- [Task brief]
Please restate the lines shown below exactly, every one of them.

- [Stored data]
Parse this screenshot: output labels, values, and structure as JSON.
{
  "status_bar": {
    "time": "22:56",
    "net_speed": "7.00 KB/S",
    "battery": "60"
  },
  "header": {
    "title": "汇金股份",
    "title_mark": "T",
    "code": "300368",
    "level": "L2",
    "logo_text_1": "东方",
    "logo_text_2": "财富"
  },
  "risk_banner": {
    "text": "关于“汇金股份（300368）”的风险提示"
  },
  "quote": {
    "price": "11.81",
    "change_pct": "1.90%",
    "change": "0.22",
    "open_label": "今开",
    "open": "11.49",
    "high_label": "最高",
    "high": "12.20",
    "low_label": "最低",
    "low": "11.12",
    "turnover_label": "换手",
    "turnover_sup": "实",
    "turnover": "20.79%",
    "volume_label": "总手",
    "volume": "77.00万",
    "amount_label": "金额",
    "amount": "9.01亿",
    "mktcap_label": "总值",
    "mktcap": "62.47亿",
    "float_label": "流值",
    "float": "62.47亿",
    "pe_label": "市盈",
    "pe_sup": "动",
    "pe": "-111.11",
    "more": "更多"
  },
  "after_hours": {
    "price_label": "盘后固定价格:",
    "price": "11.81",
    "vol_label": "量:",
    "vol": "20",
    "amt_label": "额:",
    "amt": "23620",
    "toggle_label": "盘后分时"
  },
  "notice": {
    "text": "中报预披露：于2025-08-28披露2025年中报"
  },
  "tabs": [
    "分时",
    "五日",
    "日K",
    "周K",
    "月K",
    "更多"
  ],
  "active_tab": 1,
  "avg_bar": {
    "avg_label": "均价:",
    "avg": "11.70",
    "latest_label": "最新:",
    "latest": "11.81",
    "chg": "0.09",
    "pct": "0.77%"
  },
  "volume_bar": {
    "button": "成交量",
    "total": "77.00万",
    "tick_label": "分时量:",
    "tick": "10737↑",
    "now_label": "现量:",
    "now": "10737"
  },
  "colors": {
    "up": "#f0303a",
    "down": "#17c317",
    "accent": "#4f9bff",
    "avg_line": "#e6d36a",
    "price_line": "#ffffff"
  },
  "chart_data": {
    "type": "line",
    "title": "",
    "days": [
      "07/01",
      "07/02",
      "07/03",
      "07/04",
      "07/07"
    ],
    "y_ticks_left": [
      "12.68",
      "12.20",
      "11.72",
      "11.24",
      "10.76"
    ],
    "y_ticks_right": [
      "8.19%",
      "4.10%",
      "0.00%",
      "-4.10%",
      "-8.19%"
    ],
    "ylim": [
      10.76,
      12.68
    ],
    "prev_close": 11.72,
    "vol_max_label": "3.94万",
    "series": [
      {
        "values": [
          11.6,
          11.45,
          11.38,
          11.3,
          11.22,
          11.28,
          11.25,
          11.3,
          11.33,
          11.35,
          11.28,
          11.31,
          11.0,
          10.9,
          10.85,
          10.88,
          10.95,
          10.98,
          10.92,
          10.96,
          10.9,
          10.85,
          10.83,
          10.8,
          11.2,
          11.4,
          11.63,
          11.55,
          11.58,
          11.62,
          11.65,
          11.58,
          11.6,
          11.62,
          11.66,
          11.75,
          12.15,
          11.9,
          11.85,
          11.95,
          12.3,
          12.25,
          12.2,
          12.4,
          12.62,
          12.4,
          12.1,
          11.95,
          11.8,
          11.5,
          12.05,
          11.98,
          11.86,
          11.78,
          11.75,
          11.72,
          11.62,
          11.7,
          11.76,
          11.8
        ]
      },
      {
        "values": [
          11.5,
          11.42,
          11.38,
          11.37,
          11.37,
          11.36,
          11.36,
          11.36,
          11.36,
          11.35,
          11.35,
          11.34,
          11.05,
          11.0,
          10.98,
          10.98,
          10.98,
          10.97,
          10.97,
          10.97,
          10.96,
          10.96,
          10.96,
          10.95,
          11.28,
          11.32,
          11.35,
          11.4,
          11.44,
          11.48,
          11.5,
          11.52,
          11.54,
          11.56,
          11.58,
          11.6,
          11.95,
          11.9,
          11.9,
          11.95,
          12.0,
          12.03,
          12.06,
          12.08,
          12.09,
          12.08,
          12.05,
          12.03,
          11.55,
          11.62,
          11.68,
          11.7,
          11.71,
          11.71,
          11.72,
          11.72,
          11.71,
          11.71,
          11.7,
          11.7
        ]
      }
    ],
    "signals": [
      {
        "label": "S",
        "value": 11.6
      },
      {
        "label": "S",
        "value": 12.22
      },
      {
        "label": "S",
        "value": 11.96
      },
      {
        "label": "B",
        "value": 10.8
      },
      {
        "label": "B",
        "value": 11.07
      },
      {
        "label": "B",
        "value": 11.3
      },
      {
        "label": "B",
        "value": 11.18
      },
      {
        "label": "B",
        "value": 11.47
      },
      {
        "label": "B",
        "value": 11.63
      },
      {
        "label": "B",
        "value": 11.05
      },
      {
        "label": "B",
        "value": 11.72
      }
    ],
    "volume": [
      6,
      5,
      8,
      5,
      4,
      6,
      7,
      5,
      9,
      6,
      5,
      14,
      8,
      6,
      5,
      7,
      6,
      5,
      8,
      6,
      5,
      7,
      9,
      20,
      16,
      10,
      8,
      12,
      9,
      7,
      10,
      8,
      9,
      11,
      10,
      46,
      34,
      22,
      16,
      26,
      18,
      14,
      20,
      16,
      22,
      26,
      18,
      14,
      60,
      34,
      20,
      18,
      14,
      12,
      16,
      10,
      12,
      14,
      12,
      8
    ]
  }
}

- [Finished task]
Parse this screenshot: output labels, values, and structure as JSON.
{
  "status_bar": {
    "time": "22:56",
    "net_speed": "7.00 KB/S",
    "battery": "60"
  },
  "header": {
    "title": "汇金股份",
    "title_mark": "T",
    "code": "300368",
    "level": "L2",
    "logo_text_1": "东方",
    "logo_text_2": "财富"
  },
  "risk_banner": {
    "text": "关于“汇金股份（300368）”的风险提示"
  },
  "quote": {
    "price": "11.81",
    "change_pct": "1.90%",
    "change": "0.22",
    "open_label": "今开",
    "open": "11.49",
    "high_label": "最高",
    "high": "12.20",
    "low_label": "最低",
    "low": "11.12",
    "turnover_label": "换手",
    "turnover_sup": "实",
    "turnover": "20.79%",
    "volume_label": "总手",
    "volume": "77.00万",
    "amount_label": "金额",
    "amount": "9.01亿",
    "mktcap_label": "总值",
    "mktcap": "62.47亿",
    "float_label": "流值",
    "float": "62.47亿",
    "pe_label": "市盈",
    "pe_sup": "动",
    "pe": "-111.11",
    "more": "更多"
  },
  "after_hours": {
    "price_label": "盘后固定价格:",
    "price": "11.81",
    "vol_label": "量:",
    "vol": "20",
    "amt_label": "额:",
    "amt": "23620",
    "toggle_label": "盘后分时"
  },
  "notice": {
    "text": "中报预披露：于2025-08-28披露2025年中报"
  },
  "tabs": [
    "分时",
    "五日",
    "日K",
    "周K",
    "月K",
    "更多"
  ],
  "active_tab": 1,
  "avg_bar": {
    "avg_label": "均价:",
    "avg": "11.70",
    "latest_label": "最新:",
    "latest": "11.81",
    "chg": "0.09",
    "pct": "0.77%"
  },
  "volume_bar": {
    "button": "成交量",
    "total": "77.00万",
    "tick_label": "分时量:",
    "tick": "10737↑",
    "now_label": "现量:",
    "now": "10737"
  },
  "colors": {
    "up": "#f0303a",
    "down": "#17c317",
    "accent": "#4f9bff",
    "avg_line": "#e6d36a",
    "price_line": "#ffffff"
  },
  "chart_data": {
    "type": "line",
    "title": "",
    "days": [
      "07/01",
      "07/02",
      "07/03",
      "07/04",
      "07/07"
    ],
    "y_ticks_left": [
      "12.68",
      "12.20",
      "11.72",
      "11.24",
      "10.76"
    ],
    "y_ticks_right": [
      "8.19%",
      "4.10%",
      "0.00%",
      "-4.10%",
      "-8.19%"
    ],
    "ylim": [
      10.76,
      12.68
    ],
    "prev_close": 11.72,
    "vol_max_label": "3.94万",
    "series": [
      {
        "values": [
          11.6,
          11.45,
          11.38,
          11.3,
          11.22,
          11.28,
          11.25,
          11.3,
          11.33,
          11.35,
          11.28,
          11.31,
          11.0,
          10.9,
          10.85,
          10.88,
          10.95,
          10.98,
          10.92,
          10.96,
          10.9,
          10.85,
          10.83,
          10.8,
          11.2,
          11.4,
          11.63,
          11.55,
          11.58,
          11.62,
          11.65,
          11.58,
          11.6,
          11.62,
          11.66,
          11.75,
          12.15,
          11.9,
          11.85,
          11.95,
          12.3,
          12.25,
          12.2,
          12.4,
          12.62,
          12.4,
          12.1,
          11.95,
          11.8,
          11.5,
          12.05,
          11.98,
          11.86,
          11.78,
          11.75,
          11.72,
          11.62,
          11.7,
          11.76,
          11.8
        ]
      },
      {
        "values": [
          11.5,
          11.42,
          11.38,
          11.37,
          11.37,
          11.36,
          11.36,
          11.36,
          11.36,
          11.35,
          11.35,
          11.34,
          11.05,
          11.0,
          10.98,
          10.98,
          10.98,
          10.97,
          10.97,
          10.97,
          10.96,
          10.96,
          10.96,
          10.95,
          11.28,
          11.32,
          11.35,
          11.4,
          11.44,
          11.48,
          11.5,
          11.52,
          11.54,
          11.56,
          11.58,
          11.6,
          11.95,
          11.9,
          11.9,
          11.95,
          12.0,
          12.03,
          12.06,
          12.08,
          12.09,
          12.08,
          12.05,
          12.03,
          11.55,
          11.62,
          11.68,
          11.7,
          11.71,
          11.71,
          11.72,
          11.72,
          11.71,
          11.71,
          11.7,
          11.7
        ]
      }
    ],
    "signals": [
      {
        "label": "S",
        "value": 11.6
      },
      {
        "label": "S",
        "value": 12.22
      },
      {
        "label": "S",
        "value": 11.96
      },
      {
        "label": "B",
        "value": 10.8
      },
      {
        "label": "B",
        "value": 11.07
      },
      {
        "label": "B",
        "value": 11.3
      },
      {
        "label": "B",
        "value": 11.18
      },
      {
        "label": "B",
        "value": 11.47
      },
      {
        "label": "B",
        "value": 11.63
      },
      {
        "label": "B",
        "value": 11.05
      },
      {
        "label": "B",
        "value": 11.72
      }
    ],
    "volume": [
      6,
      5,
      8,
      5,
      4,
      6,
      7,
      5,
      9,
      6,
      5,
      14,
      8,
      6,
      5,
      7,
      6,
      5,
      8,
      6,
      5,
      7,
      9,
      20,
      16,
      10,
      8,
      12,
      9,
      7,
      10,
      8,
      9,
      11,
      10,
      46,
      34,
      22,
      16,
      26,
      18,
      14,
      20,
      16,
      22,
      26,
      18,
      14,
      60,
      34,
      20,
      18,
      14,
      12,
      16,
      10,
      12,
      14,
      12,
      8
    ]
  }
}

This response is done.